100 YEAR PLAN

That's part of the reason why Crear introduced the 100 Year Plan in Action. The goal is to make investments that represent the culture and history of the Historic Westside without changing the demographics and displacing residents.

Projects include building a new library, theater and historical museum, plus start-up initiatives to help entrepreneurs on the Westside who may not have the means to start their own business.

"I would love to see homes and things built there equal to anywhere else. Streets built up to where they're equal to anywhere else," Amie-Pilot said.

After all her years living in the neighborhood, Amie-Pilot questions why change is taking so long and why more major investments haven't been made.

"You would think downtown. Look, the beautification down there, why shouldn't they want their neighbors to be the same way?" she said.

"That's what makes our community so resilient, and that's what gives us our backbone.
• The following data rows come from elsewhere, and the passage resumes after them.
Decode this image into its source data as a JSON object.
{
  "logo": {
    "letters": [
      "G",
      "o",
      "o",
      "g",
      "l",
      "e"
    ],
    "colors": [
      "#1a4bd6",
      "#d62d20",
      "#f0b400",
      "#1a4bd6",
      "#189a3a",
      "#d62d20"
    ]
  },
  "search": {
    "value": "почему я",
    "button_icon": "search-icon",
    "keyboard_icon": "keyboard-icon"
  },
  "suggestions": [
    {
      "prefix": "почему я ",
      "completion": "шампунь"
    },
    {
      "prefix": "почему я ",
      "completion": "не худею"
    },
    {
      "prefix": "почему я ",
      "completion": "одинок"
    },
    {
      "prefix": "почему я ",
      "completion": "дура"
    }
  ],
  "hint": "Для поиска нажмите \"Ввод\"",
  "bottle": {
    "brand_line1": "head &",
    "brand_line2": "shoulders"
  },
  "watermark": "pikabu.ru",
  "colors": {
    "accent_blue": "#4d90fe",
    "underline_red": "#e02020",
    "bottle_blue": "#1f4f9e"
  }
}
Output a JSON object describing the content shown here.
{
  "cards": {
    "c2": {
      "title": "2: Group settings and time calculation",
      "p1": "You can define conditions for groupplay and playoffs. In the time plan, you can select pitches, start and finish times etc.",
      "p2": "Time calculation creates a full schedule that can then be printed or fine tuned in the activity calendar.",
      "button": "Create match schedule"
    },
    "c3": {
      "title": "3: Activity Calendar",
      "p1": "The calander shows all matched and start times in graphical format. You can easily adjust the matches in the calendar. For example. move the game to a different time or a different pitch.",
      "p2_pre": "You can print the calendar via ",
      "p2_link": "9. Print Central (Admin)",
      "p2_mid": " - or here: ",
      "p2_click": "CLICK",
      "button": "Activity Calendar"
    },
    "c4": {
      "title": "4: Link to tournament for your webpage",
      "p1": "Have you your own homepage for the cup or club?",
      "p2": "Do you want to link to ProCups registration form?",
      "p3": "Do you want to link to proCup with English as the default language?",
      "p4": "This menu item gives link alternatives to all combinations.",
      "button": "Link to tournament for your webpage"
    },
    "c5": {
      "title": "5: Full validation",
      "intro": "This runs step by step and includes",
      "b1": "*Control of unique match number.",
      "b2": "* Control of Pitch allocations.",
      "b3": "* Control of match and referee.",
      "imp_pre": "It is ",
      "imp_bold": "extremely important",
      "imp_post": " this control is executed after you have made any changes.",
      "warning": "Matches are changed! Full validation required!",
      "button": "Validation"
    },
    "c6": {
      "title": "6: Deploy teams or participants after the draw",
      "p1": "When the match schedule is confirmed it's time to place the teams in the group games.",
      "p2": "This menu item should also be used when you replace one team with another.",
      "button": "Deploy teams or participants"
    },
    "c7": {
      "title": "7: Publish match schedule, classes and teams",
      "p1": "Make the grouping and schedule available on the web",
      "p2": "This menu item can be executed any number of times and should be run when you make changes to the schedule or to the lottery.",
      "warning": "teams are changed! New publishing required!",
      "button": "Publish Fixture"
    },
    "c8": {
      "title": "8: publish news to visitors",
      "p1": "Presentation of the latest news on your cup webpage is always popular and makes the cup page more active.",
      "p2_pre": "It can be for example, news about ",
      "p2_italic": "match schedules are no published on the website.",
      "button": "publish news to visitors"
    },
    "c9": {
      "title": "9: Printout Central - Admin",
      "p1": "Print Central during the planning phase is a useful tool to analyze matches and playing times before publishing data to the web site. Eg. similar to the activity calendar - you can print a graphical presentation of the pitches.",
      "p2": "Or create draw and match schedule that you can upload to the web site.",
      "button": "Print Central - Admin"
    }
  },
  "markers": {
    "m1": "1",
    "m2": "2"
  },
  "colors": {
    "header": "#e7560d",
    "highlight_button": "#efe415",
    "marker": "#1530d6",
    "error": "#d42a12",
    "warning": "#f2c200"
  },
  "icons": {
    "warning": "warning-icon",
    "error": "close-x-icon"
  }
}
And that's what, you know, it gives us the opportunity to continue to push forward," Crear said. "Of course, we were denied opportunities left and right on many levels — economic, social, as well, to progress. But we're here, we're standing. We're standing strong, and we're moving forward."

A step forward that Amie-Pilot hopes she'll witness in her lifetime and a reassurance that what she hoped for so long will come true.

"But I hope I see, one day, that things are made better. We're not fighting each other, we're praising each other. If I can have it, I want you to have it. What is wrong with that?" Amie-Pilot said.

Some of the most recent developments in the Historic Westside includes Legacy Park. City and community partners are also working on a future technology center with Cox. And next year, they hope to break ground on a workforce development center in partnership with the College of Southern Nevada.